[Interface dataset entries]
· · · ·

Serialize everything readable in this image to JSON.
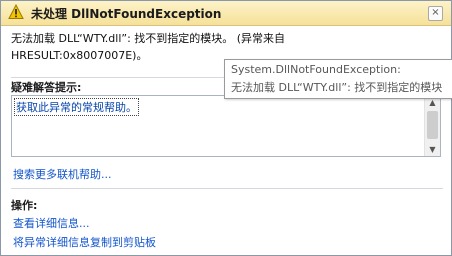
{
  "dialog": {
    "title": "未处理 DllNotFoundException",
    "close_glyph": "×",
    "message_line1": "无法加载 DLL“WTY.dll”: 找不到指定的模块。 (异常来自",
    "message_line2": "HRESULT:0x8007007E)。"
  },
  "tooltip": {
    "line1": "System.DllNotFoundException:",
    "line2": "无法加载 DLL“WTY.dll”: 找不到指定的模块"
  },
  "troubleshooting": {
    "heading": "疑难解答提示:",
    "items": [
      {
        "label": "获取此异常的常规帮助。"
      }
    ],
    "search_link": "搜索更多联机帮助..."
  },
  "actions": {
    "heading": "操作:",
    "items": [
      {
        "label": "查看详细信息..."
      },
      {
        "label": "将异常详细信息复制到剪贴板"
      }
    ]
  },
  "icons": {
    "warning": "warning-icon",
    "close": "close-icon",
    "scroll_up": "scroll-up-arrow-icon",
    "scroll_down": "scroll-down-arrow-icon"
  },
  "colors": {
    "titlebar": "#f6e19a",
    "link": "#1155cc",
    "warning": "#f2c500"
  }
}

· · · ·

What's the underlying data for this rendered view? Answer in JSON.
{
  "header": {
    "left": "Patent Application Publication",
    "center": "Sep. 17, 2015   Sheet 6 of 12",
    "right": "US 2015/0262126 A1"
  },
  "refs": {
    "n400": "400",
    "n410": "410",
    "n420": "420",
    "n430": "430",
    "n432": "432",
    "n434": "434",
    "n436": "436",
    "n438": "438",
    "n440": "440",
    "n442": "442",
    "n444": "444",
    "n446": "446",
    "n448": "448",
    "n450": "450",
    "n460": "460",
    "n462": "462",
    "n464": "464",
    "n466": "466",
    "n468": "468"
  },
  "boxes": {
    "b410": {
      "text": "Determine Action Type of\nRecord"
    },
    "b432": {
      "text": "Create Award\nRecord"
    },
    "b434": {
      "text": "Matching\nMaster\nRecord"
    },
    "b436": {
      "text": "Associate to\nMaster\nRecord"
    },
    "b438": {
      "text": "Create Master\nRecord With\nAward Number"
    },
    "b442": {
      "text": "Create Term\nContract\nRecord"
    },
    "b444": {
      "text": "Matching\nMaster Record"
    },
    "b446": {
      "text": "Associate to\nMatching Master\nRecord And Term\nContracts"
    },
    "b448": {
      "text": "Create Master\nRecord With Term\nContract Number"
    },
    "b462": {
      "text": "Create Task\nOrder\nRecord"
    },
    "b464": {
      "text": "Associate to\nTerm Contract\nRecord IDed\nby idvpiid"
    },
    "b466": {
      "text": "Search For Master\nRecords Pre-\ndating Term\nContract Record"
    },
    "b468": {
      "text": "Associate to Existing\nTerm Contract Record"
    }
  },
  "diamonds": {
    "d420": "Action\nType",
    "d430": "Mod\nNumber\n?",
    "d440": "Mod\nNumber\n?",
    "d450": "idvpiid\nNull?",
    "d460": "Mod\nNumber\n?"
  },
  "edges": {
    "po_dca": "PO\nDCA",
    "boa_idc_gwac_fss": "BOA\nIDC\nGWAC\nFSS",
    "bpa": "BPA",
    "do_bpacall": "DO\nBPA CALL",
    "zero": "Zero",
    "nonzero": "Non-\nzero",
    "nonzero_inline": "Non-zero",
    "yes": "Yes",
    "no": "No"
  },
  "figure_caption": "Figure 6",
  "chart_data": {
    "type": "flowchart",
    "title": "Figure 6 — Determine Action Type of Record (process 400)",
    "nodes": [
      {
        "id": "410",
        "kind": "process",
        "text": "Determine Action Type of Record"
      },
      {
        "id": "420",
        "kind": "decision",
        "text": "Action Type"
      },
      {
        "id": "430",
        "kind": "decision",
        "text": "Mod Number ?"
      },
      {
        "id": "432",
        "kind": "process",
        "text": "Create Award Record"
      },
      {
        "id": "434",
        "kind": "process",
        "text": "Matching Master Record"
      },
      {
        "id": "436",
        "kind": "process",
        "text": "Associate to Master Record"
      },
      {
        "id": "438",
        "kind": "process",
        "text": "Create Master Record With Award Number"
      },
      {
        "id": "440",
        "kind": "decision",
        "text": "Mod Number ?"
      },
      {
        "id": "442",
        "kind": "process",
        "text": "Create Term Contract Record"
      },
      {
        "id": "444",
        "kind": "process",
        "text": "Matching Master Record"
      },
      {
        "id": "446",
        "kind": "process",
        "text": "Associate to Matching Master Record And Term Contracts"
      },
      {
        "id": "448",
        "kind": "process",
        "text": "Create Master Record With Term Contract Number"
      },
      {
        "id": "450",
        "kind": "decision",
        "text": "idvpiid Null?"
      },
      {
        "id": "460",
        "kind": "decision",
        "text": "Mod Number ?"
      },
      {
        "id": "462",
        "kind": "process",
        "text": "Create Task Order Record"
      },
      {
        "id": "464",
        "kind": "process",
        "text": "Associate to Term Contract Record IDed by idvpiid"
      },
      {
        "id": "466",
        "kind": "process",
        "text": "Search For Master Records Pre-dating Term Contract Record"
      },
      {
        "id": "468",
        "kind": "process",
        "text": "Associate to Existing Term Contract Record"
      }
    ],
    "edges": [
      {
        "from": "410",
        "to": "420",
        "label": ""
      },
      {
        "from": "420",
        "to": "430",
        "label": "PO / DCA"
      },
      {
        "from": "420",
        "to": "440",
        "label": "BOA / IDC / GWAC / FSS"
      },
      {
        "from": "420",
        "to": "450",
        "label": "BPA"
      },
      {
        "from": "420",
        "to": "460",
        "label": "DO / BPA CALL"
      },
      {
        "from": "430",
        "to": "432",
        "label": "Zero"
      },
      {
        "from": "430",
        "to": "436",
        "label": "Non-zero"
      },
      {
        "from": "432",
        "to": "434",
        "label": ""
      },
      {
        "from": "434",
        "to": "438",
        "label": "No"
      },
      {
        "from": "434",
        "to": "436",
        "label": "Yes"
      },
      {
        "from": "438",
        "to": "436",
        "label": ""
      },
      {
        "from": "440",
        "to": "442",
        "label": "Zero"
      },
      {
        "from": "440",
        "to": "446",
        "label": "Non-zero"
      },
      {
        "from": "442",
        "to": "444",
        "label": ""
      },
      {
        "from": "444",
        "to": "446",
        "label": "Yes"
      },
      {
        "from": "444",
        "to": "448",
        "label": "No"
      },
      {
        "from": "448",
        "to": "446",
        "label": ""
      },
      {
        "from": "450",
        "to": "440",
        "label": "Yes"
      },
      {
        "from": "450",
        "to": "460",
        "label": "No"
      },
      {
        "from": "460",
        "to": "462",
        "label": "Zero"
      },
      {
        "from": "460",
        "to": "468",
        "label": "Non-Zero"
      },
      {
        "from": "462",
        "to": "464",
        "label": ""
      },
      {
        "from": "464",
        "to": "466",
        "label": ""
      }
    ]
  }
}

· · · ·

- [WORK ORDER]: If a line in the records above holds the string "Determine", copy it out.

- [ANSWER SECTION]:
      "text": "Determine Action Type of\nRecord"
    "title": "Figure 6 — Determine Action Type of Record (process 400)",
        "text": "Determine Action Type of Record"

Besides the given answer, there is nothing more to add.